Since those early days of quantitative genetics, there has been an explosion of statistical techniques for genetic studies in human and non-human populations. There has been a further explosion of techniques in molecular biology and molecular genetics, exemplified by the Human Genome project which shows all signs of finishing years ahead of schedule. Most initial focus was on "simple" single gene mendelian disorders. Now, as the 20th century draws to a close, there is renewed appreciation of the true complexity of virtually every transmitted trait, leading to an urgent need for the methods of quantitative genetics.

We now realize a wide variety of etiologic complexities for even "simple" dichotomous traits. Examples include environmental modifications that mediate the effect of a major locus, environmental triggers that act only on susceptible genotypes at a major locus, interaction of few (perhaps 4-6) loci; stochastic effects, differential mutations within a major locus that lead to different phenotypes an/or differential severity, repeat expansion disorders, uniparental disomy, maternal/paternal effects modifying phenotypic expression, etc. Similar complexities operate in continuously varying traits, with added complexities such as multilocus etiologies and latent traits. Undoubtedly, there are additional complexities yet to be discovered.

Genetics and Analysis of Quantitative Traits comprehensively reviews current methods of general applicability to traits with a continuously varying phenotype, and also to dichotomous traits with underlying etiologic complexity. The volume is divided into 3 major sections--foundations of quantitative genetics, quantitative trait loci, and estimation procedures---plus appendices on topics such as path analysis, maximum likelihood estimation and likelihood ratio tests. A second volume is planned to cover topics on evolution and selection of quantitative traits. The book contains numerous fully-worked examples and illustrations of theoretical concepts, as well as over 2,000 references with indexes by subject, author and organism. In addition, the authors maintain a World Wide Web site (http://nitro.biosci.arizona.edu/zbook/book.html) featuring up-to-date lists of computer programs and on-line resources, added information on various topics presented in the text, and updates on the progress of the second volume.

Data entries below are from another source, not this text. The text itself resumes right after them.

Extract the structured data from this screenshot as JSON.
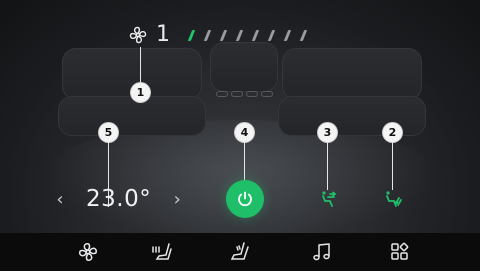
{
  "fan": {
    "icon": "fan-icon",
    "level": "1",
    "level_value": 1,
    "max_level": 8
  },
  "callouts": [
    "1",
    "2",
    "3",
    "4",
    "5"
  ],
  "temperature": {
    "value": "23.0°",
    "decrease_icon": "chevron-left-icon",
    "increase_icon": "chevron-right-icon"
  },
  "power": {
    "icon": "power-icon",
    "state": "on"
  },
  "airflow": [
    {
      "icon": "airflow-upper-body-icon"
    },
    {
      "icon": "airflow-feet-icon"
    }
  ],
  "navbar": {
    "items": [
      {
        "icon": "fan-icon"
      },
      {
        "icon": "seat-heat-icon"
      },
      {
        "icon": "seat-icon"
      },
      {
        "icon": "music-icon"
      },
      {
        "icon": "apps-icon"
      }
    ]
  },
  "colors": {
    "accent": "#1fbf6a",
    "background": "#1f2023",
    "navbar": "#0b0b0c",
    "text": "#f0f1f3"
  }
}
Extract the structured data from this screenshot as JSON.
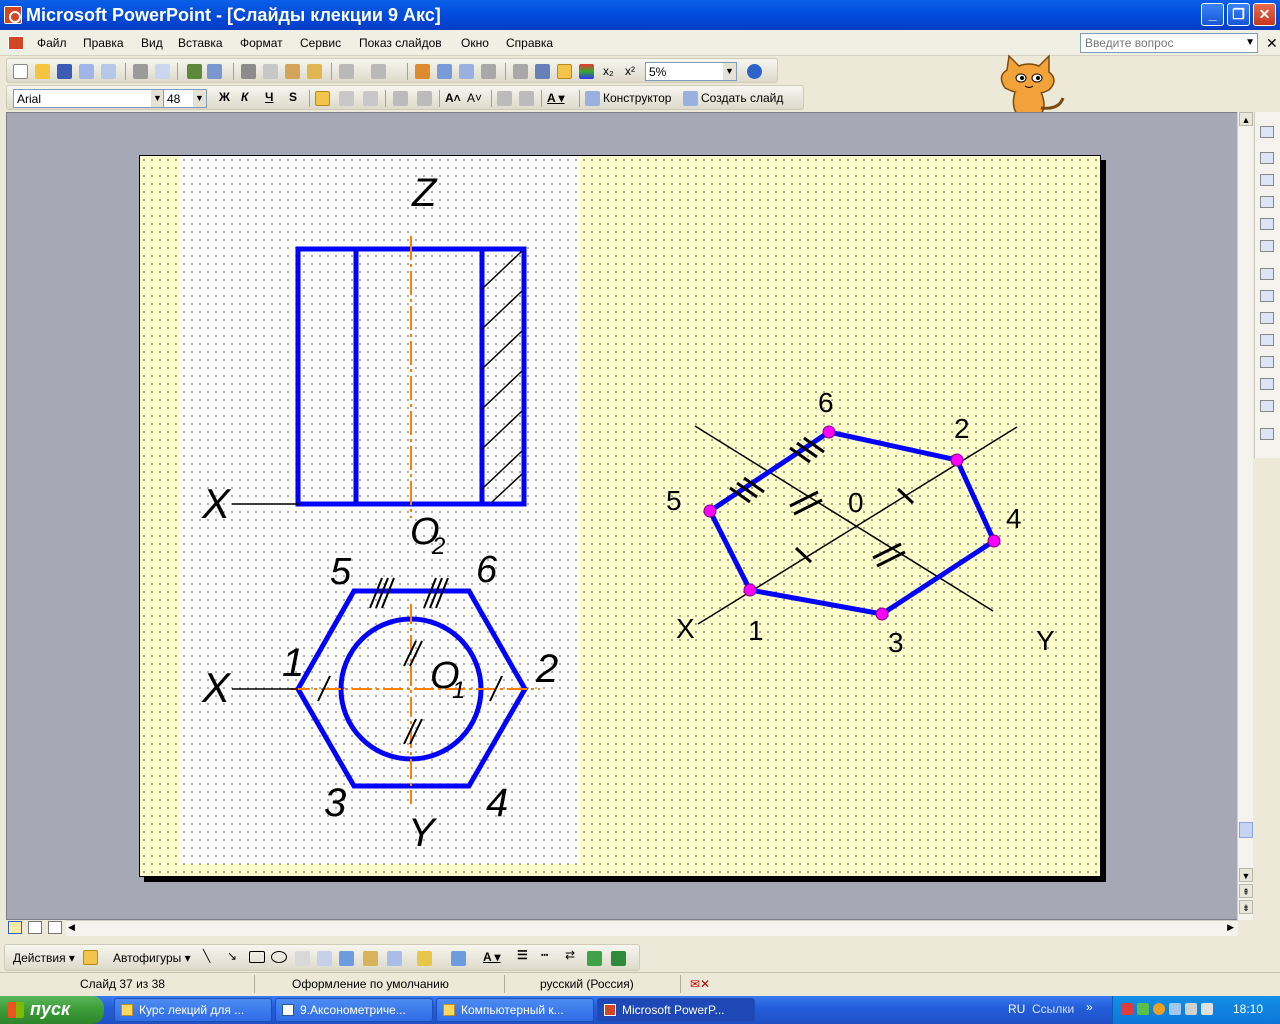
{
  "window": {
    "title": "Microsoft PowerPoint - [Слайды клекции 9 Акс]"
  },
  "menu": {
    "items": [
      "Файл",
      "Правка",
      "Вид",
      "Вставка",
      "Формат",
      "Сервис",
      "Показ слайдов",
      "Окно",
      "Справка"
    ],
    "help_placeholder": "Введите вопрос"
  },
  "toolbar": {
    "zoom": "5%",
    "font_name": "Arial",
    "font_size": "48",
    "bold_label": "Ж",
    "italic_label": "К",
    "underline_label": "Ч",
    "shadow_label": "S",
    "designer_label": "Конструктор",
    "new_slide_label": "Создать слайд"
  },
  "slide": {
    "left_labels": {
      "z": "Z",
      "x_top": "X",
      "o2": "O",
      "o2_sub": "2",
      "n5": "5",
      "n6": "6",
      "n1": "1",
      "n2": "2",
      "x_bottom": "X",
      "o1": "O",
      "o1_sub": "1",
      "n3": "3",
      "n4": "4",
      "y": "Y"
    },
    "right_labels": {
      "n6": "6",
      "n2": "2",
      "n5": "5",
      "zero": "0",
      "n4": "4",
      "x": "X",
      "n1": "1",
      "n3": "3",
      "y": "Y"
    },
    "colors": {
      "outline": "#0000FF",
      "axis": "#FF8000",
      "vertex": "#FF00FF",
      "background": "#FFFFCC"
    }
  },
  "drawbar": {
    "actions_label": "Действия",
    "autoshapes_label": "Автофигуры"
  },
  "status": {
    "slide_counter": "Слайд 37 из 38",
    "design": "Оформление по умолчанию",
    "language": "русский (Россия)"
  },
  "taskbar": {
    "start_label": "пуск",
    "items": [
      "Курс лекций для ...",
      "9.Аксонометриче...",
      "Компьютерный к...",
      "Microsoft PowerP..."
    ],
    "lang": "RU",
    "links": "Ссылки",
    "clock": "18:10"
  }
}
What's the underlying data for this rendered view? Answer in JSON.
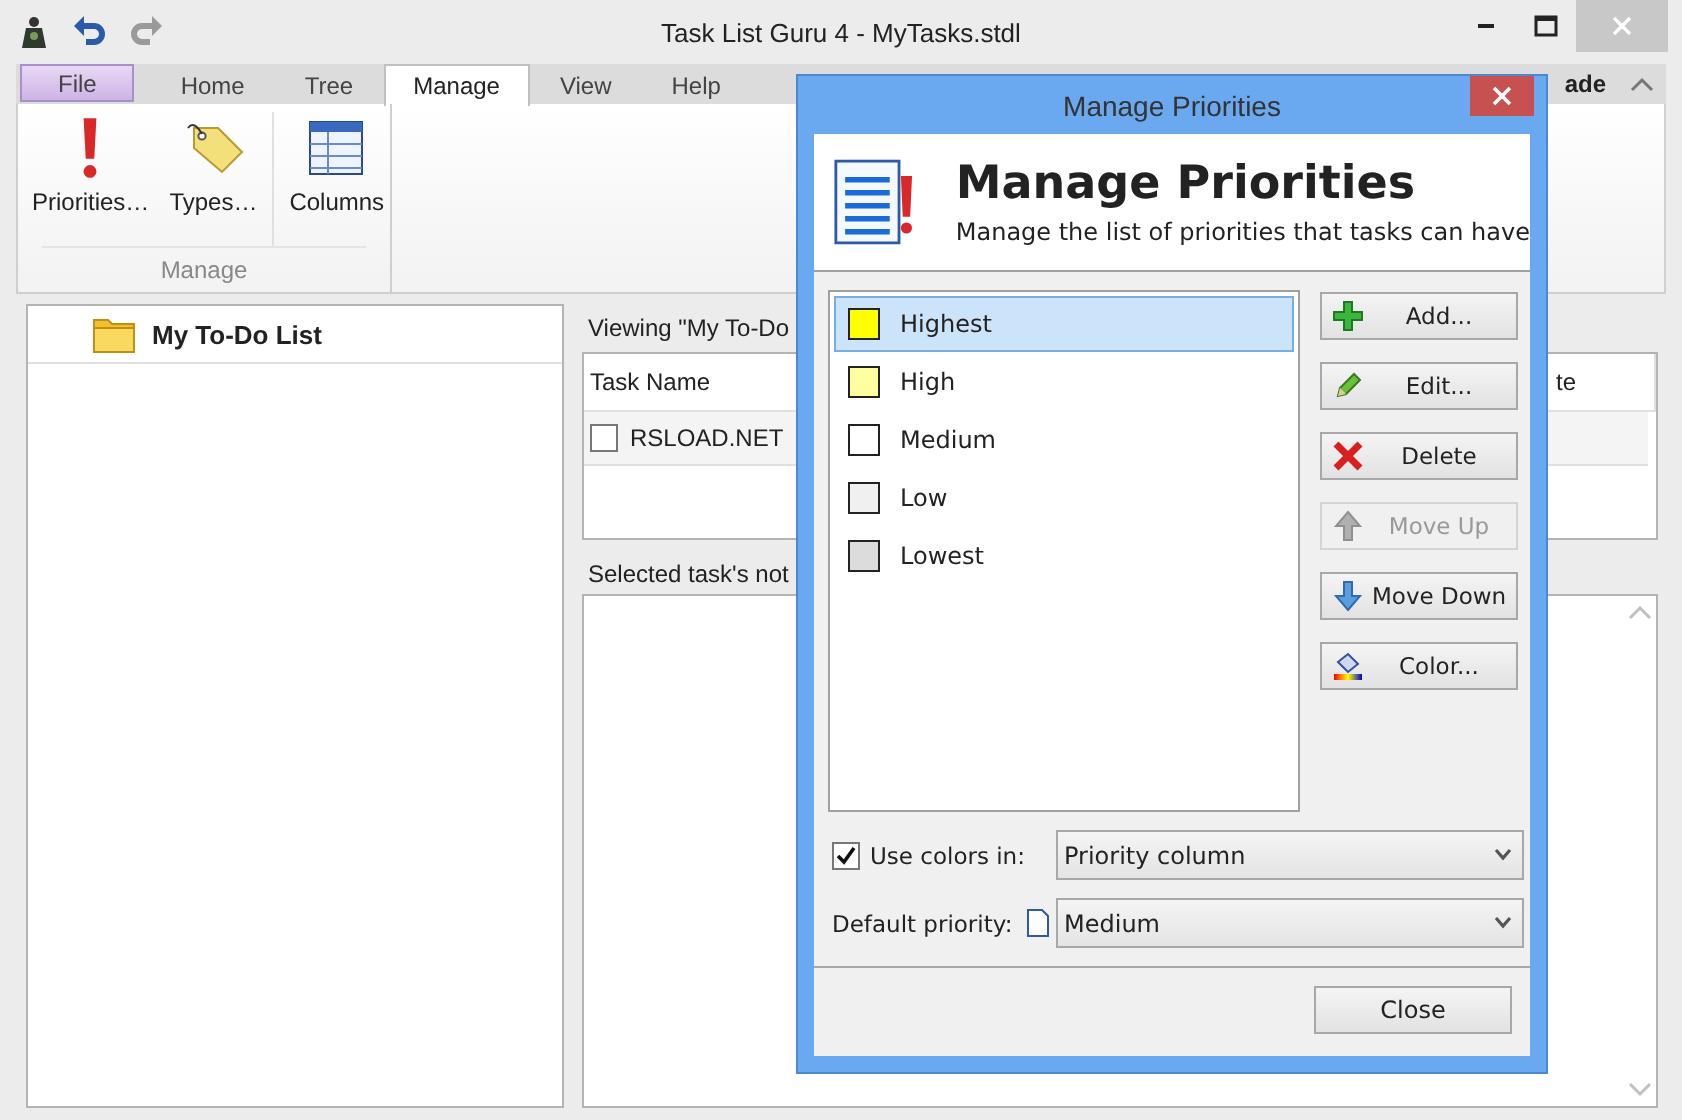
{
  "window": {
    "title": "Task List Guru 4 - MyTasks.stdl"
  },
  "ribbon_tabs": [
    {
      "label": "File",
      "kind": "file",
      "selected": false
    },
    {
      "label": "Home",
      "kind": "tab",
      "selected": false
    },
    {
      "label": "Tree",
      "kind": "tab",
      "selected": false
    },
    {
      "label": "Manage",
      "kind": "tab",
      "selected": true
    },
    {
      "label": "View",
      "kind": "tab",
      "selected": false
    },
    {
      "label": "Help",
      "kind": "tab",
      "selected": false
    }
  ],
  "ribbon_overflow": "ade",
  "ribbon_group": {
    "label": "Manage",
    "buttons": [
      {
        "label": "Priorities…",
        "kind": "priorities"
      },
      {
        "label": "Types…",
        "kind": "types"
      },
      {
        "label": "Columns",
        "kind": "columns"
      }
    ]
  },
  "tree": {
    "items": [
      {
        "label": "My To-Do List"
      }
    ]
  },
  "task_view": {
    "caption": "Viewing \"My To-Do",
    "columns": [
      "Task Name",
      "te"
    ],
    "rows": [
      {
        "name": "RSLOAD.NET",
        "checked": false
      }
    ],
    "notes_label": "Selected task's not"
  },
  "dialog": {
    "title": "Manage Priorities",
    "heading": "Manage Priorities",
    "subtitle": "Manage the list of priorities that tasks can have",
    "priorities": [
      {
        "name": "Highest",
        "color": "#ffff00",
        "selected": true
      },
      {
        "name": "High",
        "color": "#ffffa0",
        "selected": false
      },
      {
        "name": "Medium",
        "color": "#ffffff",
        "selected": false
      },
      {
        "name": "Low",
        "color": "#f0f0f0",
        "selected": false
      },
      {
        "name": "Lowest",
        "color": "#dcdcdc",
        "selected": false
      }
    ],
    "buttons": [
      {
        "label": "Add...",
        "kind": "add",
        "disabled": false
      },
      {
        "label": "Edit...",
        "kind": "edit",
        "disabled": false
      },
      {
        "label": "Delete",
        "kind": "delete",
        "disabled": false
      },
      {
        "label": "Move Up",
        "kind": "up",
        "disabled": true
      },
      {
        "label": "Move Down",
        "kind": "down",
        "disabled": false
      },
      {
        "label": "Color...",
        "kind": "color",
        "disabled": false
      }
    ],
    "use_colors": {
      "label": "Use colors in:",
      "checked": true,
      "value": "Priority column"
    },
    "default_priority": {
      "label": "Default priority:",
      "value": "Medium"
    },
    "close_button": "Close"
  }
}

Genetics and Analysis of Quantitative Traits is a valuable addition to the genetics book shelf, summarizing the current state of quantitative genetics after a century of development, and serving geneticists well as we begin to tackle complex and/or quantitative traits into the new millennium.